No longer will the faces of politicians or would be politicians adorn our stobie poles or public infrastructure anymore.
Feedback on social media seems to be overwhelmingly in support of the ban.
Local Member of Parliament, Mr Tony Piccolo posted the news on his face book during the week, with over 90% of respondents stating the time had come to remove this “environmental pollution” from our community.
Mr Piccolo said he was a little bit “sad” to see the corflutes go but is philosophical about the ban.
“The parliament has decided to ban them, and it appears to have popular opinion on its side, so I will have to find new additional ways to communicate with the community at election time,” said Mr Piccolo.
In his Facebook post Mr Piccolo said “..no more climbing up ladders to erect and remove them.”
“No more mos, black teeth, horns, scars (or other unmentionable's) artistic endeavours,” said Mr Piccolo.
“No more competitions to see who had the best idea to recycle preloved corflutes.”
“No more corflutes to give to local archery clubs, kindys, and service clubs to recycle.”
“Elections won’t be the same. Political life won’t be the same. Corflute's, may you RIP,” lamented Mr Piccolo.
Mr Piccolo then asked his followers whether they “lament their passing or rejoice in their banning.”

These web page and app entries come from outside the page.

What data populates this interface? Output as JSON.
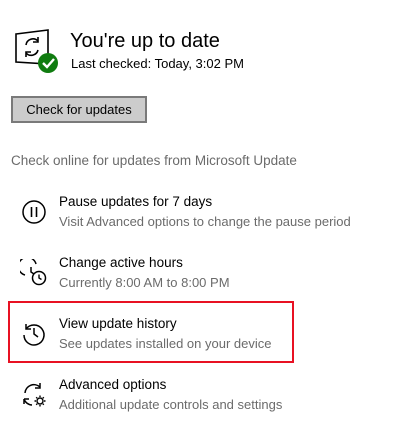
{
  "status": {
    "title": "You're up to date",
    "last_checked": "Last checked: Today, 3:02 PM"
  },
  "check_button_label": "Check for updates",
  "online_link": "Check online for updates from Microsoft Update",
  "options": [
    {
      "title": "Pause updates for 7 days",
      "description": "Visit Advanced options to change the pause period",
      "icon": "pause-icon"
    },
    {
      "title": "Change active hours",
      "description": "Currently 8:00 AM to 8:00 PM",
      "icon": "active-hours-icon"
    },
    {
      "title": "View update history",
      "description": "See updates installed on your device",
      "icon": "history-icon"
    },
    {
      "title": "Advanced options",
      "description": "Additional update controls and settings",
      "icon": "advanced-options-icon"
    }
  ],
  "colors": {
    "check_badge": "#107c10",
    "highlight_border": "#e81123",
    "secondary_text": "#6b6b6b",
    "button_bg": "#cccccc"
  }
}
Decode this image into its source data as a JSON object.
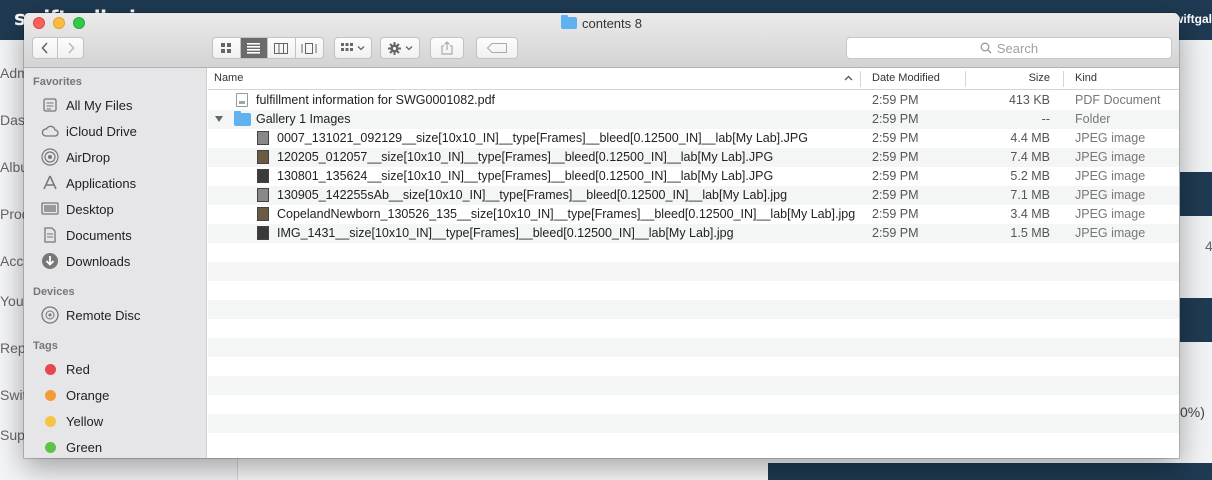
{
  "background": {
    "logo": "swiftgalleries",
    "user_label": "Hi, Swiftgal",
    "nav_items": [
      "Adm",
      "Das",
      "Albu",
      "Prod",
      "Acc",
      "Your",
      "Rep",
      "Swit",
      "Sup"
    ],
    "right_text": "0%)",
    "right_text2": "4"
  },
  "window": {
    "title": "contents 8",
    "toolbar": {
      "back_icon": "chevron-left-icon",
      "forward_icon": "chevron-right-icon",
      "view_modes": [
        "icon-view-icon",
        "list-view-icon",
        "column-view-icon",
        "cover-flow-icon"
      ],
      "active_view": "list-view-icon",
      "search_placeholder": "Search"
    }
  },
  "sidebar": {
    "favorites_heading": "Favorites",
    "favorites": [
      {
        "label": "All My Files",
        "icon": "all-files-icon"
      },
      {
        "label": "iCloud Drive",
        "icon": "cloud-icon"
      },
      {
        "label": "AirDrop",
        "icon": "airdrop-icon"
      },
      {
        "label": "Applications",
        "icon": "applications-icon"
      },
      {
        "label": "Desktop",
        "icon": "desktop-icon"
      },
      {
        "label": "Documents",
        "icon": "documents-icon"
      },
      {
        "label": "Downloads",
        "icon": "downloads-icon"
      }
    ],
    "devices_heading": "Devices",
    "devices": [
      {
        "label": "Remote Disc",
        "icon": "disc-icon"
      }
    ],
    "tags_heading": "Tags",
    "tags": [
      {
        "label": "Red",
        "color": "#e5484d"
      },
      {
        "label": "Orange",
        "color": "#f29b38"
      },
      {
        "label": "Yellow",
        "color": "#f4c542"
      },
      {
        "label": "Green",
        "color": "#5cc248"
      }
    ]
  },
  "file_list": {
    "columns": {
      "name": "Name",
      "date": "Date Modified",
      "size": "Size",
      "kind": "Kind"
    },
    "rows": [
      {
        "name": "fulfillment information for SWG0001082.pdf",
        "date": "2:59 PM",
        "size": "413 KB",
        "kind": "PDF Document",
        "type": "pdf",
        "level": 0
      },
      {
        "name": "Gallery 1 Images",
        "date": "2:59 PM",
        "size": "--",
        "kind": "Folder",
        "type": "folder",
        "level": 0
      },
      {
        "name": "0007_131021_092129__size[10x10_IN]__type[Frames]__bleed[0.12500_IN]__lab[My Lab].JPG",
        "date": "2:59 PM",
        "size": "4.4 MB",
        "kind": "JPEG image",
        "type": "image",
        "level": 1
      },
      {
        "name": "120205_012057__size[10x10_IN]__type[Frames]__bleed[0.12500_IN]__lab[My Lab].JPG",
        "date": "2:59 PM",
        "size": "7.4 MB",
        "kind": "JPEG image",
        "type": "image",
        "level": 1
      },
      {
        "name": "130801_135624__size[10x10_IN]__type[Frames]__bleed[0.12500_IN]__lab[My Lab].JPG",
        "date": "2:59 PM",
        "size": "5.2 MB",
        "kind": "JPEG image",
        "type": "image",
        "level": 1
      },
      {
        "name": "130905_142255sAb__size[10x10_IN]__type[Frames]__bleed[0.12500_IN]__lab[My Lab].jpg",
        "date": "2:59 PM",
        "size": "7.1 MB",
        "kind": "JPEG image",
        "type": "image",
        "level": 1
      },
      {
        "name": "CopelandNewborn_130526_135__size[10x10_IN]__type[Frames]__bleed[0.12500_IN]__lab[My Lab].jpg",
        "date": "2:59 PM",
        "size": "3.4 MB",
        "kind": "JPEG image",
        "type": "image",
        "level": 1
      },
      {
        "name": "IMG_1431__size[10x10_IN]__type[Frames]__bleed[0.12500_IN]__lab[My Lab].jpg",
        "date": "2:59 PM",
        "size": "1.5 MB",
        "kind": "JPEG image",
        "type": "image",
        "level": 1
      }
    ]
  }
}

The response was, sadly for Mr Piccolo, that local voters are rejoicing in their banning.